The aim of this study was to evaluate the occurrence of dental and facial injuries, the habit of wearing mouthguard and the awareness regarding injury prevention and first aid after tooth avulsion among young taekwondo athletes in Croatia.

The dual-task methodology, conducting two tasks simultaneously, may provide better validity than the traditional single-task tests in the environment that is closely related to real sport competitions. The purpose of this study is to determine the reliability and validity of a dual-task test that aims to measure the reaction time and skill proficiency in roundhouse kicks in elite and sub-elite taekwondo athletes.

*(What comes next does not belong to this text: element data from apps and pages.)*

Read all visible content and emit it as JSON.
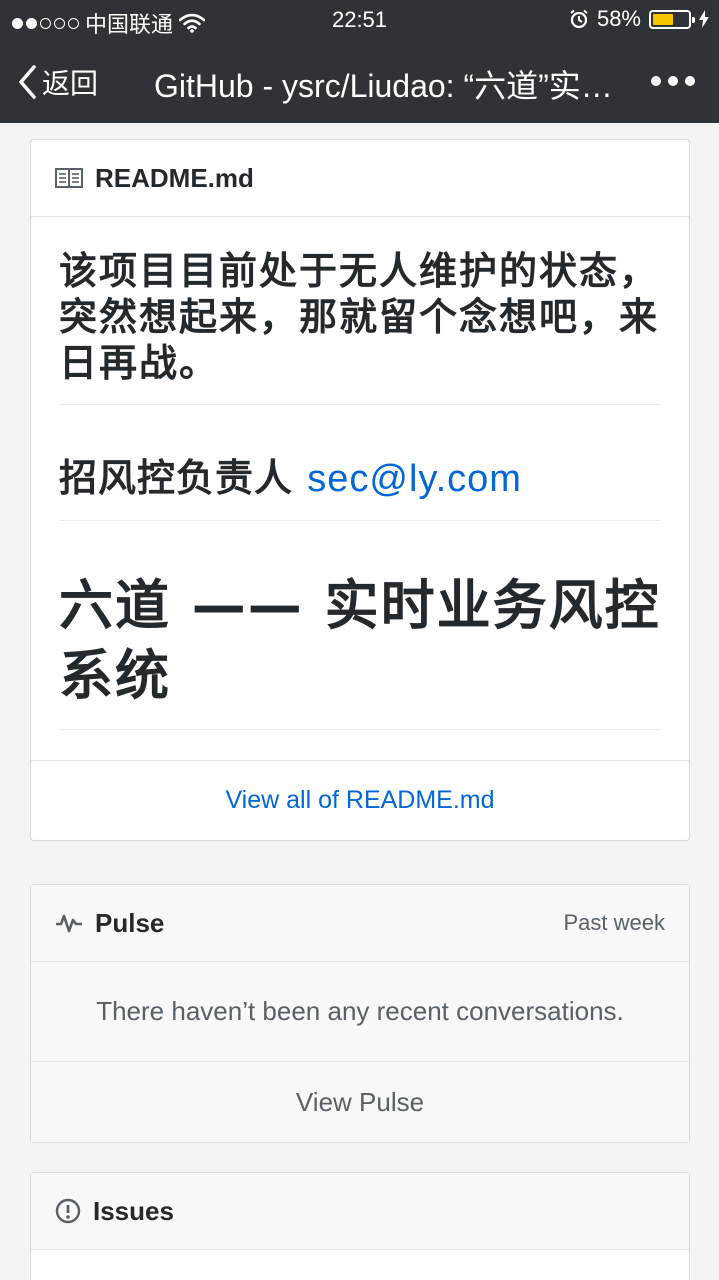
{
  "status_bar": {
    "carrier": "中国联通",
    "time": "22:51",
    "battery_percent": "58%",
    "battery_level": 0.58
  },
  "nav": {
    "back_label": "返回",
    "title": "GitHub - ysrc/Liudao: “六道”实时业务风控系统"
  },
  "readme": {
    "header": "README.md",
    "para1": "该项目目前处于无人维护的状态，突然想起来，那就留个念想吧，来日再战。",
    "para2_text": "招风控负责人 ",
    "para2_email": "sec@ly.com",
    "heading": "六道 —— 实时业务风控系统",
    "view_all": "View all of README.md"
  },
  "pulse": {
    "title": "Pulse",
    "period": "Past week",
    "message": "There haven’t been any recent conversations.",
    "view": "View Pulse"
  },
  "issues": {
    "title": "Issues"
  },
  "icons": {
    "book": "book-icon",
    "pulse": "pulse-icon",
    "issue": "issue-opened-icon",
    "wifi": "wifi-icon",
    "alarm": "alarm-icon",
    "charging": "charging-bolt-icon"
  },
  "colors": {
    "topbar": "#2f3236",
    "link": "#0366d6",
    "battery": "#f5c400"
  }
}
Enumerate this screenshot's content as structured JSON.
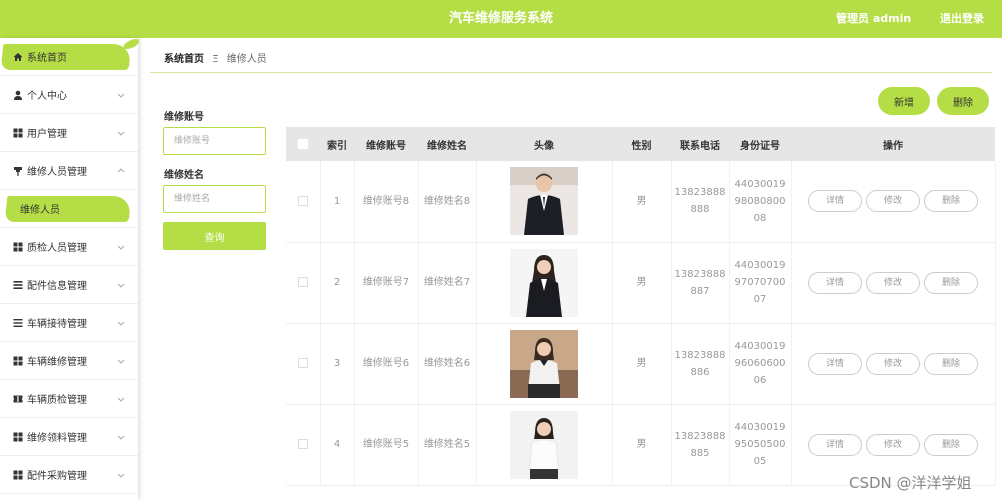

This study compared the acute effect of strength, plyometric, and complex exercises (combined strength and plyometric exercise) in the countermovement jump (CMJ) and frequency speed of kick test (FSKT) and attempted to establish the best rest interval to maximize performance in the CMJ, number of kicks, and impact generated during FSKT.

OBJECTIVE:

To correlate training habits of Taekwondo (TKD) athletes to risk for injury.

BACKGROUND:

TKD is a Korean marital art that has been growing in popularity, with nearly 2 million individuals practicing the sport in the United States. Because of the combative nature of the sport, injuries are an inherent risk. However, data on proper training habits, types of injuries sustained during training, and recommendations for athletes to avoid injury are lacking. Frequently, studies of TKD evaluate athletes’ injuries during tournaments, but most do not evaluate athletes in training.

The aim of this study was to determine the external validity of Taekwondo-specific exercise protocols. 10 male international Taekwondo competitors (age 18±2 years) took part in a championship combat and an exercise protocol that simulated the activity pattern of Taekwondo combat.